The inspiration for Shimlee came after the idea of utilizing leftover wood to make wooden home décor signs. “We thought if we could print graphically designed images on wood, why couldn’t we print photographs? That excited us and we thought that it would be really cool to print photographs for a different market,” she says. “It’s a product that everyone would want to buy but we look at who is ready to buy – the couple who just got married or the parents who just had a baby. Photographers can offer this to their clients. It’s hard to get people to take their photographs off the digital world and put it out in front of them. So, it’s a lot of showing the product to people and getting out there to trade shows so they can see them in person.”
Since last year, the company has been intently focused on the expansion of its Kendrick Home, Shimlee, and Forever Cabinets product lines, through both commercial wholesale and its retail store, and this has led to an increase in sales of 400 percent. Clearly, the new ventures and vision are paying off. The push now is attending trade and home shows to continue the amazing growth, and working closely with local high schools and community colleges to attract young people to entry-level positions in the field.
As Morgan explains, “We want to meet the increased demand but then ensure that we have everything done on our end so that our employees have the best experience, too. We want to give attention to where things are needed. We want to make sure we can also train the next [generation of] leaders.”
Of course, the knock against wood products is that you’re cutting down trees. But if you take a closer look at the industry, it’s really about robust forest management, harvesting the trees to benefit the surrounding trees and produce healthier forests.
This is also a message Kendrick, Inc. wants to share, Morgan says. “I was told growing up that my parents shouldn’t cut down trees, but people don’t know that there are more trees in America now then there were 100 years ago. It’s a great renewable resource.

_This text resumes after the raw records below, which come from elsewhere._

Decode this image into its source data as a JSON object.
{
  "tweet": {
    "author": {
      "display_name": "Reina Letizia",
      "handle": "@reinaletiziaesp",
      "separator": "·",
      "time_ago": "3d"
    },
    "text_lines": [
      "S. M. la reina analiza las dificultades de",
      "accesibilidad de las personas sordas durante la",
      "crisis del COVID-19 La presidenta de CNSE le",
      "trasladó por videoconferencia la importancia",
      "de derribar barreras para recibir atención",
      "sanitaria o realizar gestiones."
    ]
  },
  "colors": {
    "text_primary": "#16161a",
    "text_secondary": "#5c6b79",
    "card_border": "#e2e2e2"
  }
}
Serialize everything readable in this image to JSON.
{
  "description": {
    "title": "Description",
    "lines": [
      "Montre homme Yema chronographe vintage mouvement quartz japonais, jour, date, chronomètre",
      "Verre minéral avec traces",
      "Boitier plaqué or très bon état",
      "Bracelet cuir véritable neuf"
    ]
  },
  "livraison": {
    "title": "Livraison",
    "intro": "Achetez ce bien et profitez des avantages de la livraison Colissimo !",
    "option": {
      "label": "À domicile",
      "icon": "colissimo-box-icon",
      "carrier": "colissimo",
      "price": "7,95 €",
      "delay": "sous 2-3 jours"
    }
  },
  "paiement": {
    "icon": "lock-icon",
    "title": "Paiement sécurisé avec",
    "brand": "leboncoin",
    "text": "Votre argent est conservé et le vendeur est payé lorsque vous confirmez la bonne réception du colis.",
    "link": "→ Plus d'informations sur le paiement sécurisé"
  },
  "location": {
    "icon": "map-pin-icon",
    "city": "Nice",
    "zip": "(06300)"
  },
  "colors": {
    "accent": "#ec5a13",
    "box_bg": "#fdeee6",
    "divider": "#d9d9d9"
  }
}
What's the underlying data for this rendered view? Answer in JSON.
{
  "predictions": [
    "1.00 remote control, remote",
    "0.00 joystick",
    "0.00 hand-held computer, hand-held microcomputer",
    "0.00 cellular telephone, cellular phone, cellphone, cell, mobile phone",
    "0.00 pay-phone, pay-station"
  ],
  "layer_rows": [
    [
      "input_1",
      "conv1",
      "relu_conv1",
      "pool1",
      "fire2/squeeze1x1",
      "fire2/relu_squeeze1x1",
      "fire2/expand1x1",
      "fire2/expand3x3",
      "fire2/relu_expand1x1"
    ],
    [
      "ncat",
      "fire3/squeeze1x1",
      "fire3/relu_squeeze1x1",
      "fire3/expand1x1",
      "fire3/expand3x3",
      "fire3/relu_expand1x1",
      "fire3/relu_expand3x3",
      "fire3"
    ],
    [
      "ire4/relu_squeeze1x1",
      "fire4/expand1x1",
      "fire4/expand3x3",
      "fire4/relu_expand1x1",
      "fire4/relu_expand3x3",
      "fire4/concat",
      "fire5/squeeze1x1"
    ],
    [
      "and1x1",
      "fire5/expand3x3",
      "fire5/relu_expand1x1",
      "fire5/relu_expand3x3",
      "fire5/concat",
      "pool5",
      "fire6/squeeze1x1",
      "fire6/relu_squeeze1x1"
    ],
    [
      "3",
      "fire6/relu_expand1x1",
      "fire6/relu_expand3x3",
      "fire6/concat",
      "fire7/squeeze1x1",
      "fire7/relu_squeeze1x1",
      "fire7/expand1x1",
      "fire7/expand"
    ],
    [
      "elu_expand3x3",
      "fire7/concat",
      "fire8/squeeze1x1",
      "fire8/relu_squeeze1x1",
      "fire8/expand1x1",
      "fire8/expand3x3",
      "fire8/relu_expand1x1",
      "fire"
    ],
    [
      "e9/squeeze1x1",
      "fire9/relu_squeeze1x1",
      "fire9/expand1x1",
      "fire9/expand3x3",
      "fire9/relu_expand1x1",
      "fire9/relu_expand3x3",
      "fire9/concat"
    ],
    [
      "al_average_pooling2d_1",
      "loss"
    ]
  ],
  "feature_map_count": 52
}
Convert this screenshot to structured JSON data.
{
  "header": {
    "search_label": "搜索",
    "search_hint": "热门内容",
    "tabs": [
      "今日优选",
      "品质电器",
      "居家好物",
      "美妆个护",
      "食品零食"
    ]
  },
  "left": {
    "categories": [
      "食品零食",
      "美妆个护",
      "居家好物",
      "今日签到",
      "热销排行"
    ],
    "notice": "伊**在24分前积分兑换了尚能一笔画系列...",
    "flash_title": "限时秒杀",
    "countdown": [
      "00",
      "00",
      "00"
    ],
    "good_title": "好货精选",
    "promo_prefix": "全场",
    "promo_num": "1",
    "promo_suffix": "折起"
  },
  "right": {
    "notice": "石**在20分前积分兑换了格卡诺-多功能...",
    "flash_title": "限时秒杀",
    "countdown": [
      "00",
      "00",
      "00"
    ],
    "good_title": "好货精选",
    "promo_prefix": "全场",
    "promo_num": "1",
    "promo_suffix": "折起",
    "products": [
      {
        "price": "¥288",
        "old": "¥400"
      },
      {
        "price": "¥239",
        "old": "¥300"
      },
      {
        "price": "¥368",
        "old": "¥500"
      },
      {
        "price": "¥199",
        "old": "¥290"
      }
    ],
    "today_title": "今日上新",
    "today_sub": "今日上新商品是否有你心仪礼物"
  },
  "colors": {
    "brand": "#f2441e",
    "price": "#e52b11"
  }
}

Intentional harvesting protects against wildfires, allows new growth, and contributes to a healthy, sustainable timber, so it’s important.” This twin task of protecting the health of the forest and creating a beautiful product is where Kendrick, Inc. truly shines.